Project aim To provide a safe space for the experiential learning and practising of communication skills for hospice professionals.
Method A series of one hour workshops for up to 10 trained health care professionals were carried out at the hospice over a 7 month period (March to September 2017) facilitated by the hospice consultant and consultant nurse. Using a modified version of the ‘fish bowel technique’, a Clinical Nurse Specialist in palliative care was used as the actress. For each workshop, the participants discussed from their experiences and decided on their own challenging topic to practice their skills. Communication was discussed as the consultation progressed with both the facilitators and the actress giving feedback. Participants were encouraged to reflect on what they had heard from others. Participant written feedback was sought immediately after the workshop and in addition delayed feedback to determine the usefulness of the sessions to staff practice after the event.
Results 16 Health Care professionals attended the sessions including a doctor, nurses from the inpatient unit, the community and day hospice. In addition, a visiting medical student and 2 student nurses participated. Topics included Advance Care Planning, CPR discussions, talking with a very depressed patient, answering ‘Am I dying?’ Several staff attended more than one workshop, in these the facilitators saw definite improvements in their communication skills. Feedback, both immediate and delayed was extremely positive. All participants, ranging from students to experienced practitioners requested further opportunities to practice in this manner. The majority in each workshop stated they were more likely to broach the difficult topic and had learned skills to assist them.

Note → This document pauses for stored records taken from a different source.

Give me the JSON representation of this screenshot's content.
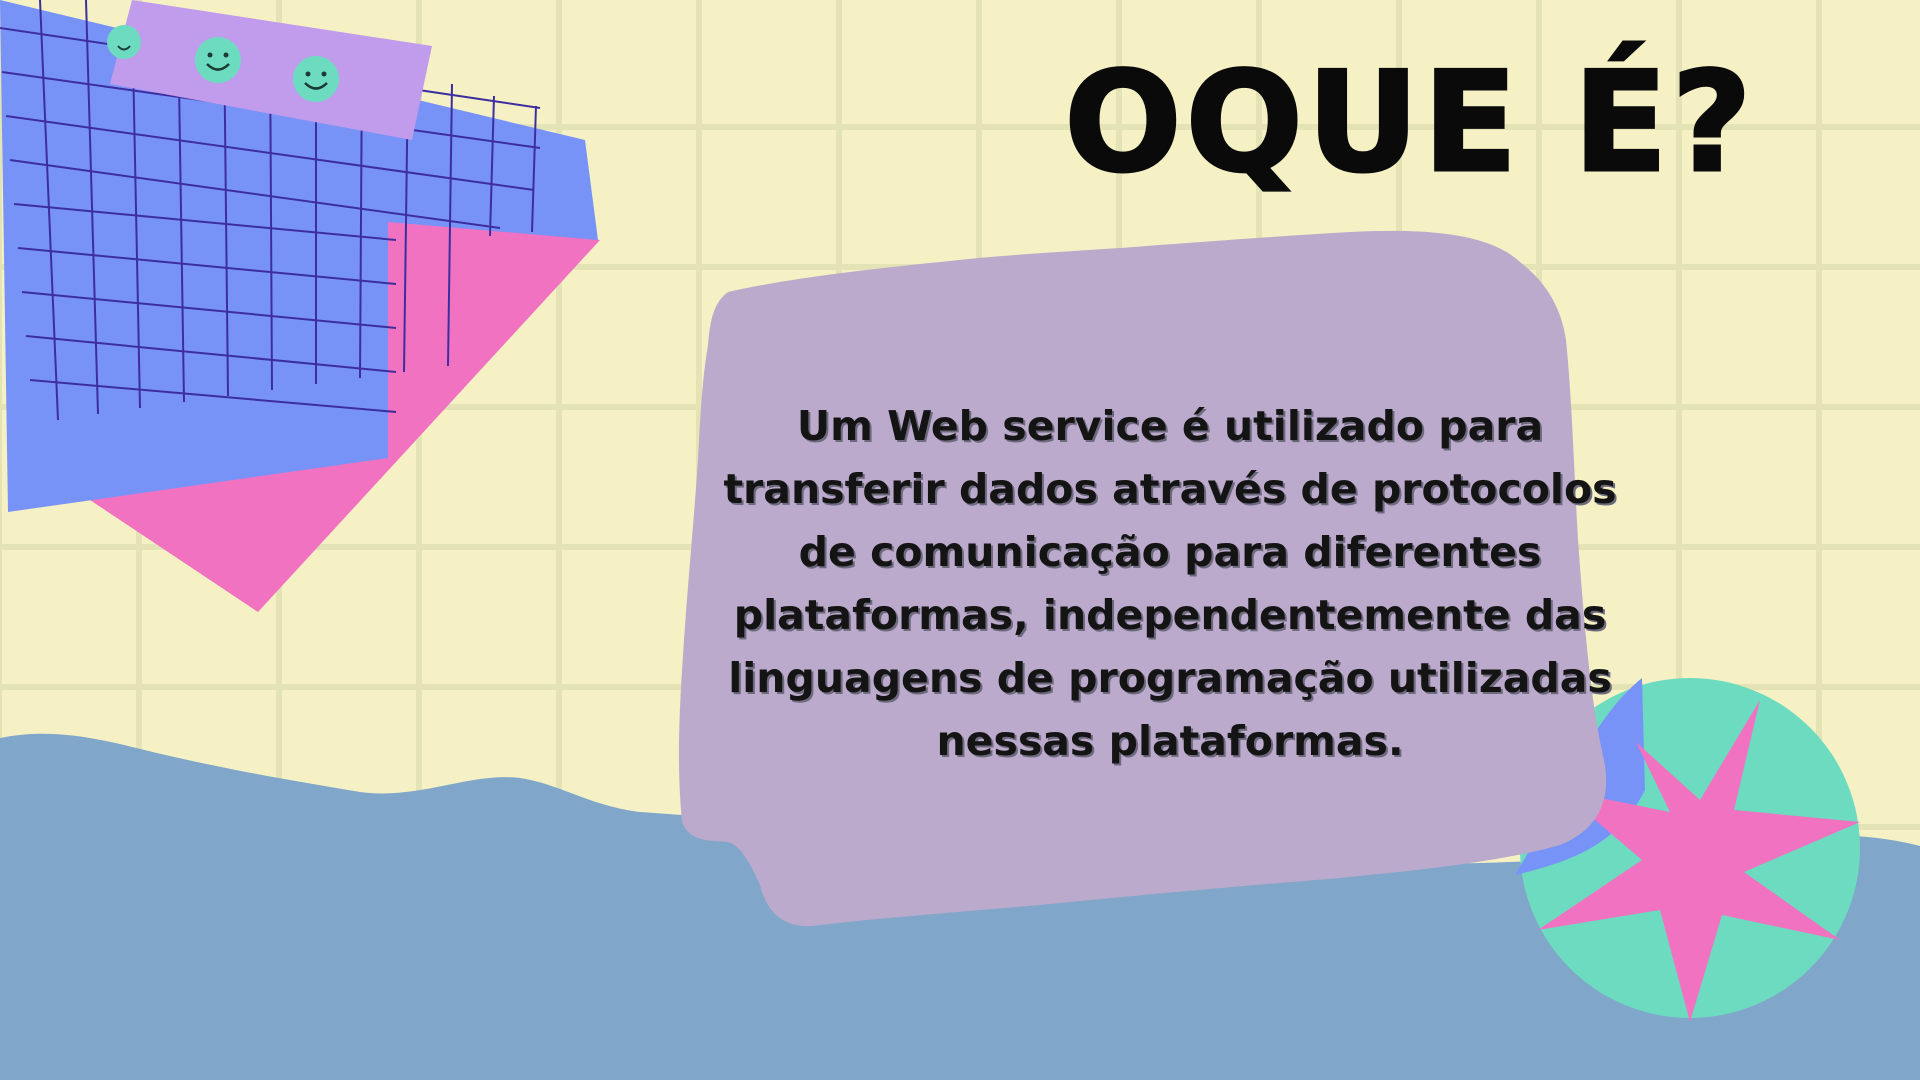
{
  "slide": {
    "title": "OQUE É?",
    "body": "Um Web service é utilizado para transferir dados através de protocolos de comunicação para diferentes plataformas, independentemente das linguagens de programação utilizadas nessas plataformas."
  },
  "decorations": [
    {
      "name": "blue-grid-paper",
      "color": "#7893f7"
    },
    {
      "name": "pink-triangle",
      "color": "#f172c1"
    },
    {
      "name": "purple-tape-with-smileys",
      "color": "#c19bec"
    },
    {
      "name": "smiley-face-icon",
      "color": "#6ddbc0"
    },
    {
      "name": "torn-paper-card",
      "color": "#bbaacb"
    },
    {
      "name": "blue-wave-bottom",
      "color": "#80a6ca"
    },
    {
      "name": "star-badge",
      "color": "#6ddbc0",
      "accent": "#f172c1"
    }
  ]
}
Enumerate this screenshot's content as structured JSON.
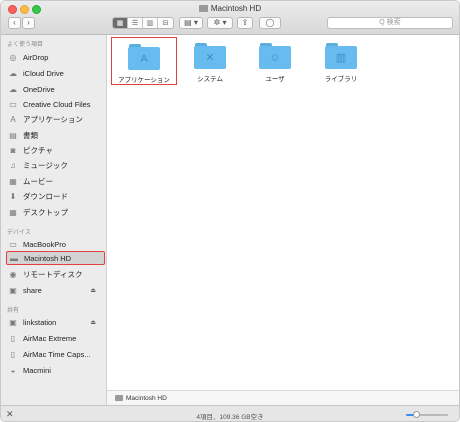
{
  "window": {
    "title": "Macintosh HD"
  },
  "toolbar": {
    "back_label": "‹",
    "forward_label": "›",
    "view_buttons": [
      "▦",
      "☰",
      "▥",
      "⊟"
    ],
    "group_label": "▤ ▾",
    "action_label": "✲ ▾",
    "share_label": "⇪",
    "tag_label": "◯",
    "search_placeholder": "Q 検索"
  },
  "sidebar": {
    "favorites_header": "よく使う項目",
    "favorites": [
      {
        "label": "AirDrop",
        "icon": "airdrop-icon",
        "glyph": "◎"
      },
      {
        "label": "iCloud Drive",
        "icon": "cloud-icon",
        "glyph": "☁"
      },
      {
        "label": "OneDrive",
        "icon": "cloud-icon",
        "glyph": "☁"
      },
      {
        "label": "Creative Cloud Files",
        "icon": "folder-icon",
        "glyph": "▭"
      },
      {
        "label": "アプリケーション",
        "icon": "applications-icon",
        "glyph": "A"
      },
      {
        "label": "書類",
        "icon": "documents-icon",
        "glyph": "▤"
      },
      {
        "label": "ピクチャ",
        "icon": "camera-icon",
        "glyph": "◙"
      },
      {
        "label": "ミュージック",
        "icon": "music-icon",
        "glyph": "♫"
      },
      {
        "label": "ムービー",
        "icon": "film-icon",
        "glyph": "▦"
      },
      {
        "label": "ダウンロード",
        "icon": "download-icon",
        "glyph": "⬇"
      },
      {
        "label": "デスクトップ",
        "icon": "desktop-icon",
        "glyph": "▦"
      }
    ],
    "devices_header": "デバイス",
    "devices": [
      {
        "label": "MacBookPro",
        "icon": "laptop-icon",
        "glyph": "▭"
      },
      {
        "label": "Macintosh HD",
        "icon": "disk-icon",
        "glyph": "▬"
      },
      {
        "label": "リモートディスク",
        "icon": "remote-disc-icon",
        "glyph": "◉"
      },
      {
        "label": "share",
        "icon": "network-disk-icon",
        "glyph": "▣",
        "eject": "⏏"
      }
    ],
    "shared_header": "共有",
    "shared": [
      {
        "label": "linkstation",
        "icon": "network-disk-icon",
        "glyph": "▣",
        "eject": "⏏"
      },
      {
        "label": "AirMac Extreme",
        "icon": "router-icon",
        "glyph": "▯"
      },
      {
        "label": "AirMac Time Caps...",
        "icon": "router-icon",
        "glyph": "▯"
      },
      {
        "label": "Macmini",
        "icon": "computer-icon",
        "glyph": "◒"
      }
    ]
  },
  "content": {
    "folders": [
      {
        "label": "アプリケーション",
        "glyph": "A",
        "selected": true
      },
      {
        "label": "システム",
        "glyph": "✕",
        "selected": false
      },
      {
        "label": "ユーザ",
        "glyph": "☺",
        "selected": false
      },
      {
        "label": "ライブラリ",
        "glyph": "▥",
        "selected": false
      }
    ]
  },
  "pathbar": {
    "label": "Macintosh HD"
  },
  "statusbar": {
    "text": "4項目、109.36 GB空き",
    "close_label": "✕",
    "icon_size_level": 0.2
  },
  "colors": {
    "selection_outline": "#e04040",
    "folder_blue": "#67bbee",
    "slider_blue": "#3b8ef0"
  }
}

Conclusion This simple method of teaching is a highly appreciated, successful method of training hospice staff in honing their communication skills and is suitable for professionals with a range of professional experience.